### [Task directions]
For this exercise, copy all the data exactly and include none of the pictures.

### [Records]
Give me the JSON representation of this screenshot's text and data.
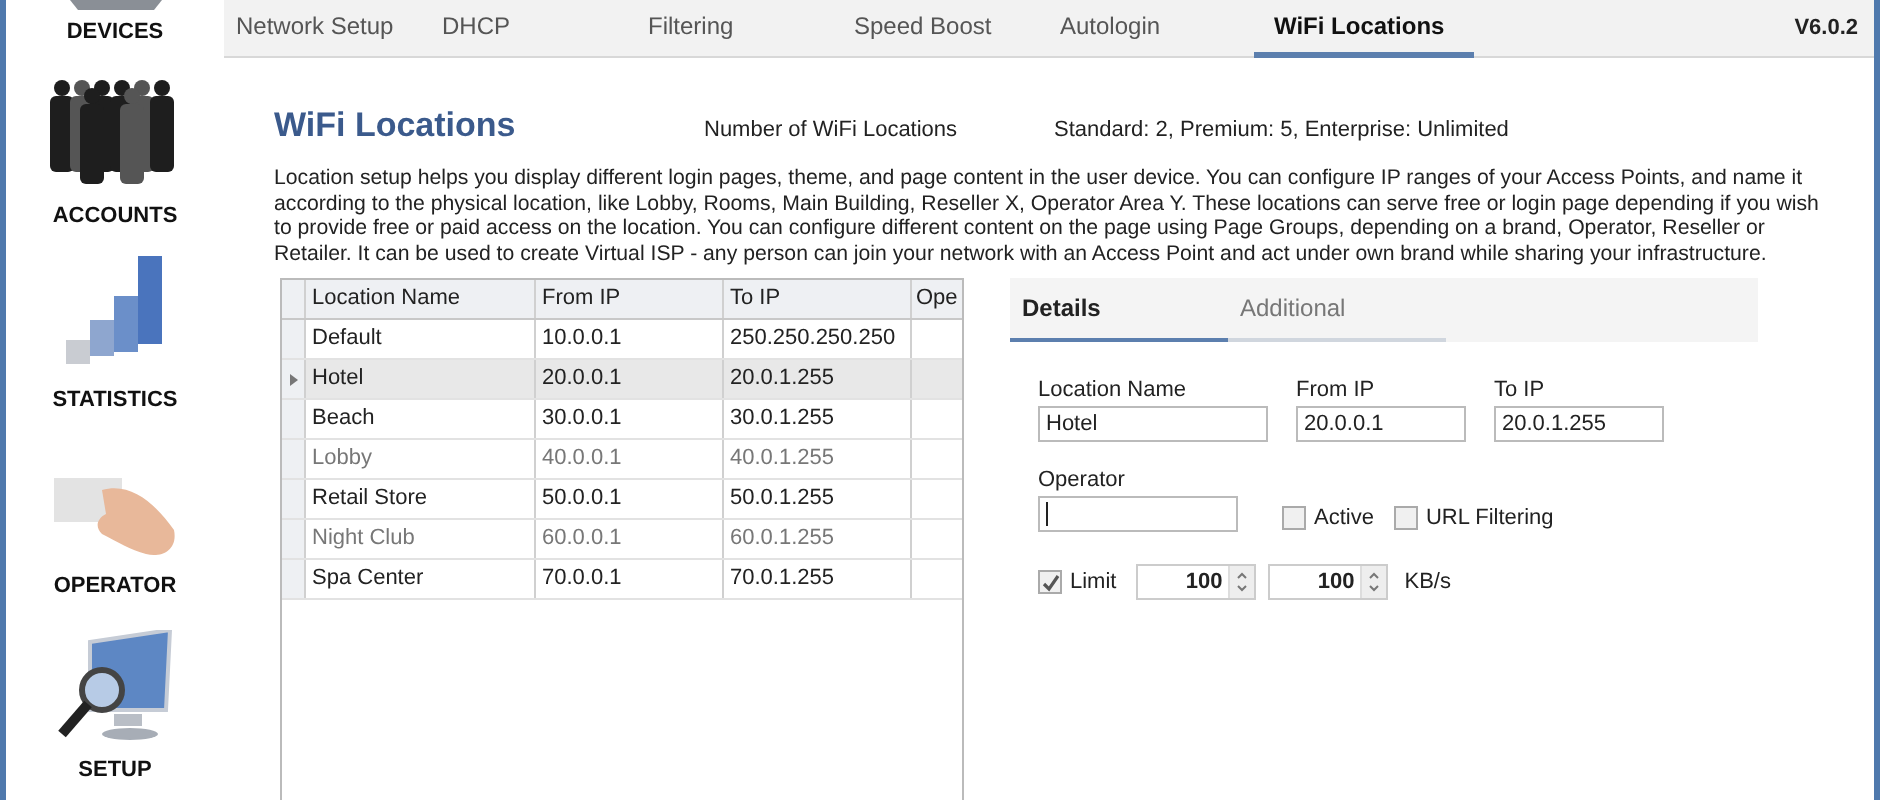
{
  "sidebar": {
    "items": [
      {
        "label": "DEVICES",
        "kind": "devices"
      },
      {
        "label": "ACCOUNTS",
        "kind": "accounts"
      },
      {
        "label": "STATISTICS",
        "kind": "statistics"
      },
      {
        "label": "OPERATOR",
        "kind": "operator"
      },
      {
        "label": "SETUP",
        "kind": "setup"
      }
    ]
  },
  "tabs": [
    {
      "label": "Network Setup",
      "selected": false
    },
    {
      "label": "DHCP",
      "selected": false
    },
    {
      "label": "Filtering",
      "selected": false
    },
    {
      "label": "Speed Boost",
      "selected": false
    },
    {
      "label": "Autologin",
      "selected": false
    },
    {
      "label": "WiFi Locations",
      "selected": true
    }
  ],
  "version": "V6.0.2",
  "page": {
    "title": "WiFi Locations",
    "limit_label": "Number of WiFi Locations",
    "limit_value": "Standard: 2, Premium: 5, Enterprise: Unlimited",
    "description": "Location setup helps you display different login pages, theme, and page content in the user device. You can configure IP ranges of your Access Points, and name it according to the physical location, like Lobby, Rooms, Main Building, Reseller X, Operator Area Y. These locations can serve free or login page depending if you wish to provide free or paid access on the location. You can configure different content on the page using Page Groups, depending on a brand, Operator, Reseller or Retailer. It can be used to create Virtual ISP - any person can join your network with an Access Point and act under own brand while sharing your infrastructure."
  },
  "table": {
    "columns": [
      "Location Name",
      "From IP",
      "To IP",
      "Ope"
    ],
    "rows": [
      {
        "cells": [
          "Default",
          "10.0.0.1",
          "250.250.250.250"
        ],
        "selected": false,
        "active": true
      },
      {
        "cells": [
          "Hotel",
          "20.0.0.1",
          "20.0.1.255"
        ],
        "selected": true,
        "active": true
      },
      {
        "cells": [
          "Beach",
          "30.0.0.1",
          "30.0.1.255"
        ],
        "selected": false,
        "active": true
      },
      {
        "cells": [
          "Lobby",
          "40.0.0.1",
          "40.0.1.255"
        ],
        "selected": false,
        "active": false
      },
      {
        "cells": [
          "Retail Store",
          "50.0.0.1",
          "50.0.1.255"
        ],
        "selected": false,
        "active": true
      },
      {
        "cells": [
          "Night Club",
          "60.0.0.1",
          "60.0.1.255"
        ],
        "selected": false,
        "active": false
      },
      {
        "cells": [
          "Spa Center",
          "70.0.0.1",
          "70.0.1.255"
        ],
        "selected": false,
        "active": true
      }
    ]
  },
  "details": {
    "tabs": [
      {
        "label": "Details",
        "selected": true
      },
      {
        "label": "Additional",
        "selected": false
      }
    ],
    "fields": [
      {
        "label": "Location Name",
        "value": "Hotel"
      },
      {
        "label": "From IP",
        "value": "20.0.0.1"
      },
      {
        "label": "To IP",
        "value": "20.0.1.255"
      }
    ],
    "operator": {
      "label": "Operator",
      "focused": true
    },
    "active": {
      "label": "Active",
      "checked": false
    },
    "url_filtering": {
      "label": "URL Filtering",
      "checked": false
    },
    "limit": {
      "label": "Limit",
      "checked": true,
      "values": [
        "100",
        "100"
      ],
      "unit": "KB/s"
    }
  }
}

### [Solution for this exercise]
Give me the JSON representation of this screenshot's text and data.
{
  "sidebar": {
    "items": [
      {
        "label": "DEVICES",
        "kind": "devices"
      },
      {
        "label": "ACCOUNTS",
        "kind": "accounts"
      },
      {
        "label": "STATISTICS",
        "kind": "statistics"
      },
      {
        "label": "OPERATOR",
        "kind": "operator"
      },
      {
        "label": "SETUP",
        "kind": "setup"
      }
    ]
  },
  "tabs": [
    {
      "label": "Network Setup",
      "selected": false
    },
    {
      "label": "DHCP",
      "selected": false
    },
    {
      "label": "Filtering",
      "selected": false
    },
    {
      "label": "Speed Boost",
      "selected": false
    },
    {
      "label": "Autologin",
      "selected": false
    },
    {
      "label": "WiFi Locations",
      "selected": true
    }
  ],
  "version": "V6.0.2",
  "page": {
    "title": "WiFi Locations",
    "limit_label": "Number of WiFi Locations",
    "limit_value": "Standard: 2, Premium: 5, Enterprise: Unlimited",
    "description": "Location setup helps you display different login pages, theme, and page content in the user device. You can configure IP ranges of your Access Points, and name it according to the physical location, like Lobby, Rooms, Main Building, Reseller X, Operator Area Y. These locations can serve free or login page depending if you wish to provide free or paid access on the location. You can configure different content on the page using Page Groups, depending on a brand, Operator, Reseller or Retailer. It can be used to create Virtual ISP - any person can join your network with an Access Point and act under own brand while sharing your infrastructure."
  },
  "table": {
    "columns": [
      "Location Name",
      "From IP",
      "To IP",
      "Ope"
    ],
    "rows": [
      {
        "cells": [
          "Default",
          "10.0.0.1",
          "250.250.250.250"
        ],
        "selected": false,
        "active": true
      },
      {
        "cells": [
          "Hotel",
          "20.0.0.1",
          "20.0.1.255"
        ],
        "selected": true,
        "active": true
      },
      {
        "cells": [
          "Beach",
          "30.0.0.1",
          "30.0.1.255"
        ],
        "selected": false,
        "active": true
      },
      {
        "cells": [
          "Lobby",
          "40.0.0.1",
          "40.0.1.255"
        ],
        "selected": false,
        "active": false
      },
      {
        "cells": [
          "Retail Store",
          "50.0.0.1",
          "50.0.1.255"
        ],
        "selected": false,
        "active": true
      },
      {
        "cells": [
          "Night Club",
          "60.0.0.1",
          "60.0.1.255"
        ],
        "selected": false,
        "active": false
      },
      {
        "cells": [
          "Spa Center",
          "70.0.0.1",
          "70.0.1.255"
        ],
        "selected": false,
        "active": true
      }
    ]
  },
  "details": {
    "tabs": [
      {
        "label": "Details",
        "selected": true
      },
      {
        "label": "Additional",
        "selected": false
      }
    ],
    "fields": [
      {
        "label": "Location Name",
        "value": "Hotel"
      },
      {
        "label": "From IP",
        "value": "20.0.0.1"
      },
      {
        "label": "To IP",
        "value": "20.0.1.255"
      }
    ],
    "operator": {
      "label": "Operator",
      "focused": true
    },
    "active": {
      "label": "Active",
      "checked": false
    },
    "url_filtering": {
      "label": "URL Filtering",
      "checked": false
    },
    "limit": {
      "label": "Limit",
      "checked": true,
      "values": [
        "100",
        "100"
      ],
      "unit": "KB/s"
    }
  }
}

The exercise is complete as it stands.